::: Data for this exercise

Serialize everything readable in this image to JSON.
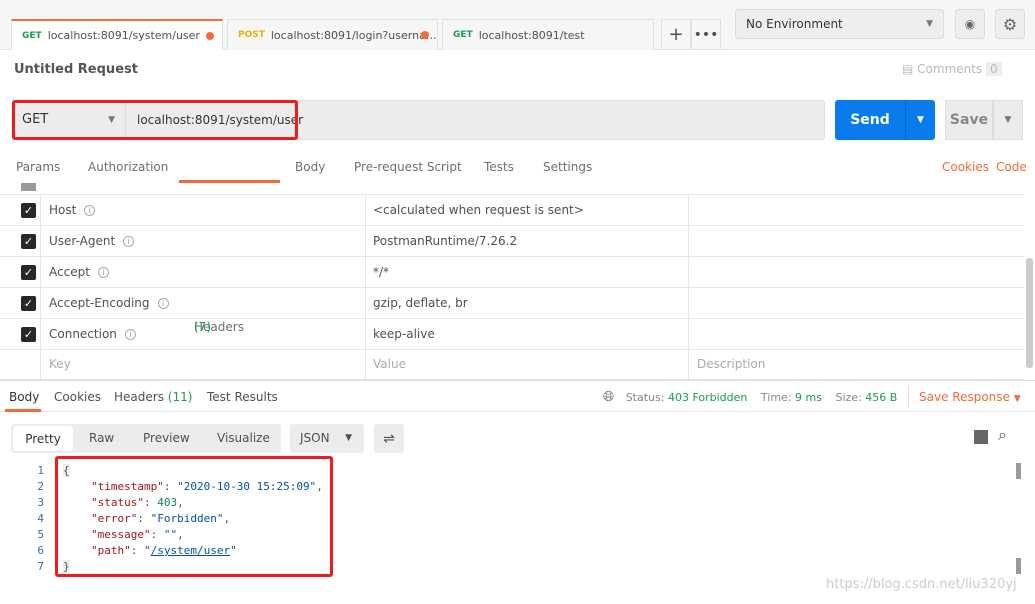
{
  "tabs": [
    {
      "method": "GET",
      "url": "localhost:8091/system/user",
      "unsaved": true
    },
    {
      "method": "POST",
      "url": "localhost:8091/login?userna…",
      "unsaved": true
    },
    {
      "method": "GET",
      "url": "localhost:8091/test",
      "unsaved": false
    }
  ],
  "environment": "No Environment",
  "request_title": "Untitled Request",
  "comments": {
    "label": "Comments",
    "count": "0"
  },
  "request": {
    "method": "GET",
    "url": "localhost:8091/system/user",
    "send": "Send",
    "save": "Save"
  },
  "request_tabs": {
    "params": "Params",
    "authorization": "Authorization",
    "headers": "Headers",
    "headers_count": "(7)",
    "body": "Body",
    "prerequest": "Pre-request Script",
    "tests": "Tests",
    "settings": "Settings",
    "cookies": "Cookies",
    "code": "Code"
  },
  "headers": [
    {
      "key": "Host",
      "value": "<calculated when request is sent>"
    },
    {
      "key": "User-Agent",
      "value": "PostmanRuntime/7.26.2"
    },
    {
      "key": "Accept",
      "value": "*/*"
    },
    {
      "key": "Accept-Encoding",
      "value": "gzip, deflate, br"
    },
    {
      "key": "Connection",
      "value": "keep-alive"
    }
  ],
  "headers_placeholder": {
    "key": "Key",
    "value": "Value",
    "description": "Description"
  },
  "response_tabs": {
    "body": "Body",
    "cookies": "Cookies",
    "headers": "Headers",
    "headers_count": "(11)",
    "test_results": "Test Results"
  },
  "status": {
    "status_label": "Status:",
    "status": "403 Forbidden",
    "time_label": "Time:",
    "time": "9 ms",
    "size_label": "Size:",
    "size": "456 B",
    "save_response": "Save Response"
  },
  "view": {
    "pretty": "Pretty",
    "raw": "Raw",
    "preview": "Preview",
    "visualize": "Visualize",
    "format": "JSON"
  },
  "body_lines": {
    "l1": "{",
    "k2": "\"timestamp\"",
    "v2": "\"2020-10-30 15:25:09\"",
    "k3": "\"status\"",
    "v3": "403",
    "k4": "\"error\"",
    "v4": "\"Forbidden\"",
    "k5": "\"message\"",
    "v5": "\"\"",
    "k6": "\"path\"",
    "v6": "/system/user",
    "l7": "}"
  },
  "watermark": "https://blog.csdn.net/liu320yj",
  "colors": {
    "accent": "#f26b3a",
    "send": "#097bed",
    "success": "#1d9c4f",
    "highlight": "#ff0000"
  }
}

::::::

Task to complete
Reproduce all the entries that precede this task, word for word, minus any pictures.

Problem solution
Serialize everything readable in this image to JSON.
{
  "tabs": [
    {
      "method": "GET",
      "url": "localhost:8091/system/user",
      "unsaved": true
    },
    {
      "method": "POST",
      "url": "localhost:8091/login?userna…",
      "unsaved": true
    },
    {
      "method": "GET",
      "url": "localhost:8091/test",
      "unsaved": false
    }
  ],
  "environment": "No Environment",
  "request_title": "Untitled Request",
  "comments": {
    "label": "Comments",
    "count": "0"
  },
  "request": {
    "method": "GET",
    "url": "localhost:8091/system/user",
    "send": "Send",
    "save": "Save"
  },
  "request_tabs": {
    "params": "Params",
    "authorization": "Authorization",
    "headers": "Headers",
    "headers_count": "(7)",
    "body": "Body",
    "prerequest": "Pre-request Script",
    "tests": "Tests",
    "settings": "Settings",
    "cookies": "Cookies",
    "code": "Code"
  },
  "headers": [
    {
      "key": "Host",
      "value": "<calculated when request is sent>"
    },
    {
      "key": "User-Agent",
      "value": "PostmanRuntime/7.26.2"
    },
    {
      "key": "Accept",
      "value": "*/*"
    },
    {
      "key": "Accept-Encoding",
      "value": "gzip, deflate, br"
    },
    {
      "key": "Connection",
      "value": "keep-alive"
    }
  ],
  "headers_placeholder": {
    "key": "Key",
    "value": "Value",
    "description": "Description"
  },
  "response_tabs": {
    "body": "Body",
    "cookies": "Cookies",
    "headers": "Headers",
    "headers_count": "(11)",
    "test_results": "Test Results"
  },
  "status": {
    "status_label": "Status:",
    "status": "403 Forbidden",
    "time_label": "Time:",
    "time": "9 ms",
    "size_label": "Size:",
    "size": "456 B",
    "save_response": "Save Response"
  },
  "view": {
    "pretty": "Pretty",
    "raw": "Raw",
    "preview": "Preview",
    "visualize": "Visualize",
    "format": "JSON"
  },
  "body_lines": {
    "l1": "{",
    "k2": "\"timestamp\"",
    "v2": "\"2020-10-30 15:25:09\"",
    "k3": "\"status\"",
    "v3": "403",
    "k4": "\"error\"",
    "v4": "\"Forbidden\"",
    "k5": "\"message\"",
    "v5": "\"\"",
    "k6": "\"path\"",
    "v6": "/system/user",
    "l7": "}"
  },
  "watermark": "https://blog.csdn.net/liu320yj",
  "colors": {
    "accent": "#f26b3a",
    "send": "#097bed",
    "success": "#1d9c4f",
    "highlight": "#ff0000"
  }
}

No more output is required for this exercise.